My core beliefs are easily seen and I refuse to have lip fillers, a tit job or even botox.
Yes, I make sure I stand out from the crowd as it feels like a fast track way to be seen against the young Barbie dolls. My end game is politics and be a mouthy, gobby individual who will challenge the status quo.
But for now it’s all part of the game. Yes, in a huge paradox I will be attempting to get tickets for celebrity big brothers CBBBOTS so you can see me in the audience.
That quest to be “seen” which could turn into revenue….maybe, possibly…
It isn’t glamorous bribing my 19 year old son until he hates me to look after his unruly three year old sister and come back to a scene from apocalypse now. He doesn’t understand why, after successfully throwing in the towel being a teacher I am now doing things like appearing in the audience of “The Wright Show” and attending any casting opportunity I can.
For me, fame is something I absolutely do not aspire to however.
I find the recognition of being the “woman who was in the evening standard because of a gimp masked man” tiresome.
Worse still, my neighbours all knowing me as the bat shit crazy woman who tied hundreds of dolls to her railings.
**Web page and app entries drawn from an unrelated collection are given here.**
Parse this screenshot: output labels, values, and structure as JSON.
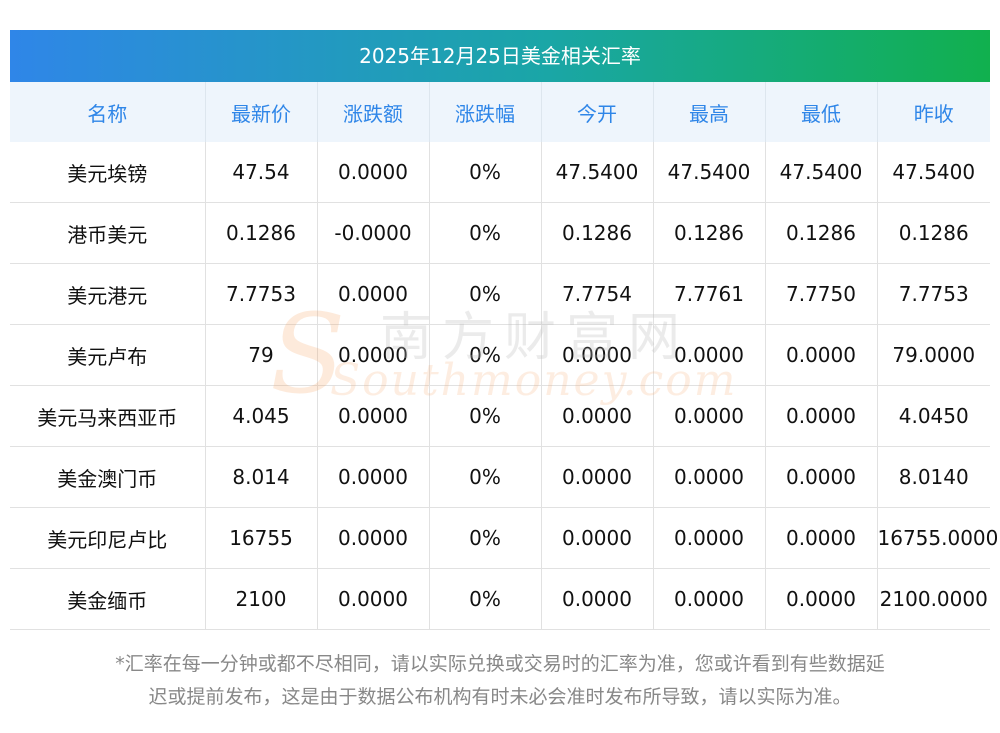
{
  "title": "2025年12月25日美金相关汇率",
  "headers": [
    "名称",
    "最新价",
    "涨跌额",
    "涨跌幅",
    "今开",
    "最高",
    "最低",
    "昨收"
  ],
  "rows": [
    [
      "美元埃镑",
      "47.54",
      "0.0000",
      "0%",
      "47.5400",
      "47.5400",
      "47.5400",
      "47.5400"
    ],
    [
      "港币美元",
      "0.1286",
      "-0.0000",
      "0%",
      "0.1286",
      "0.1286",
      "0.1286",
      "0.1286"
    ],
    [
      "美元港元",
      "7.7753",
      "0.0000",
      "0%",
      "7.7754",
      "7.7761",
      "7.7750",
      "7.7753"
    ],
    [
      "美元卢布",
      "79",
      "0.0000",
      "0%",
      "0.0000",
      "0.0000",
      "0.0000",
      "79.0000"
    ],
    [
      "美元马来西亚币",
      "4.045",
      "0.0000",
      "0%",
      "0.0000",
      "0.0000",
      "0.0000",
      "4.0450"
    ],
    [
      "美金澳门币",
      "8.014",
      "0.0000",
      "0%",
      "0.0000",
      "0.0000",
      "0.0000",
      "8.0140"
    ],
    [
      "美元印尼卢比",
      "16755",
      "0.0000",
      "0%",
      "0.0000",
      "0.0000",
      "0.0000",
      "16755.0000"
    ],
    [
      "美金缅币",
      "2100",
      "0.0000",
      "0%",
      "0.0000",
      "0.0000",
      "0.0000",
      "2100.0000"
    ]
  ],
  "note_line1": "*汇率在每一分钟或都不尽相同，请以实际兑换或交易时的汇率为准，您或许看到有些数据延",
  "note_line2": "迟或提前发布，这是由于数据公布机构有时未必会准时发布所导致，请以实际为准。",
  "watermark": {
    "cn": "南方财富网",
    "en": "Southmoney.com"
  }
}
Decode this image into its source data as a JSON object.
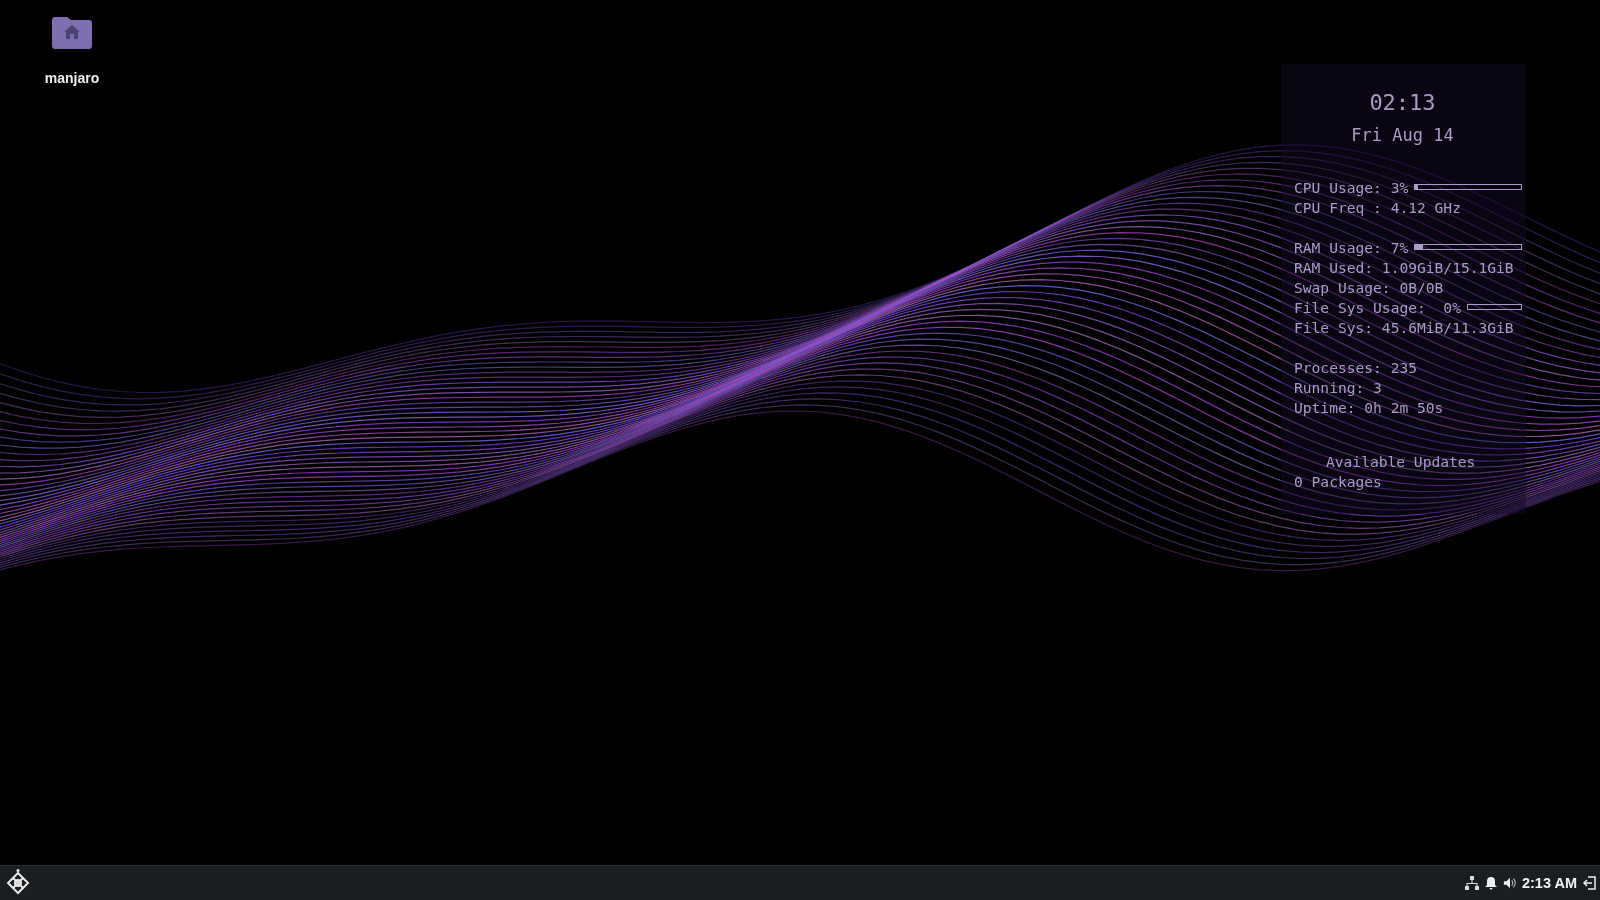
{
  "desktop": {
    "icons": [
      {
        "label": "manjaro"
      }
    ]
  },
  "conky": {
    "clock": "02:13",
    "date": "Fri Aug 14",
    "sections": [
      [
        {
          "kind": "meter",
          "text": "CPU Usage: 3%",
          "level": 0.03
        },
        {
          "kind": "text",
          "text": "CPU Freq : 4.12 GHz"
        }
      ],
      [
        {
          "kind": "meter",
          "text": "RAM Usage: 7%",
          "level": 0.07
        },
        {
          "kind": "text",
          "text": "RAM Used: 1.09GiB/15.1GiB"
        },
        {
          "kind": "text",
          "text": "Swap Usage: 0B/0B"
        },
        {
          "kind": "meter",
          "text": "File Sys Usage:  0%",
          "level": 0
        },
        {
          "kind": "text",
          "text": "File Sys: 45.6MiB/11.3GiB"
        }
      ],
      [
        {
          "kind": "text",
          "text": "Processes: 235"
        },
        {
          "kind": "text",
          "text": "Running: 3"
        },
        {
          "kind": "text",
          "text": "Uptime: 0h 2m 50s"
        }
      ]
    ],
    "updates": {
      "title": "Available Updates",
      "count": "0 Packages"
    }
  },
  "taskbar": {
    "clock": "2:13 AM"
  }
}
A teachers profession used to be something to aspire to but not only did I never see my own children, the salary is just not enough to buy a house in South London.
Is that just not mad?
2016 has been a year of me repeatedly wanting to throw in the towel, take the blue pill and return to my consumerist bubble. Or, move my children kit and caboodle to Norway. We just keep getting hit by more and more tragedy.
But instead I have to cling onto hope. This is not the end of days, more a time when the masses see clearly the mechanisms behind the media control.
Fake breasts and even more fake personalities become pointless once the veil has been lifted.
My gut feeling is we need a revolution, but I am trying to manifest in my mind what it would look like. The failed coup in Turkey resulted in rape, horror and bloodshed.
What do we do?
On Sunday I connected with Noam Chomsky on Linkedin.
It felt so big that I lay awake for the entire night thinking about it.
Despite having less than 500 connections he accepted my invitation: I still can’t believe it.
Yes, I understand how TRUMP has got this far in his campaign, YES, I can see how BREXIT was a result of the very people who are being shafted and made poorer by the government but what now?
In my effort not to look like a stalker I have only messaged him twice, but the power of osmosis is strong in me and I have literally laid my hands on my laptop and willed him to answer me.
I’ve asked for a ten question interview. Ten seems reasonable. If he responds then I will be opening up to see if any London Economic readers have a question for Noam. That’s got to be in a bucket list right?
Yes, you can dumb me down to be a fame seeker. I would never do Big Brother, but then again, what if they offered a Christopher Biggins amount of money? (150K to appear on the show)
But, my view is, what if fame could then be harnessed into power? Power for good? Power into activism like my idol Vivienne Westwood? Power for change?
What would the World be like if Rupert Murdoch suddenly decided all his power was going to be used to help the planet?
But as I strive for notoriety I keep myself grounded with words. Words that can be used back at me if I suddenly morph into someone without a conscience.
Right now, I’m not interested in how we got here to this terrible state of Worldly affairs.
My concern is where we go from here and how, as an educated collective. Could we use social media against itself and lift the veil to change things.
Equality for all.
No human being going hungry and our planet being put first in a new social economy.
Hell, we could be so sneaky about it that whilst mainstream television churns out its celebrity programmes, the masses haven’t even realised a quiet revolution has been going on.
The really frightening thing is that most people are unaware of the level of control external forces have.
Over to you Noam: what exactly do we do next?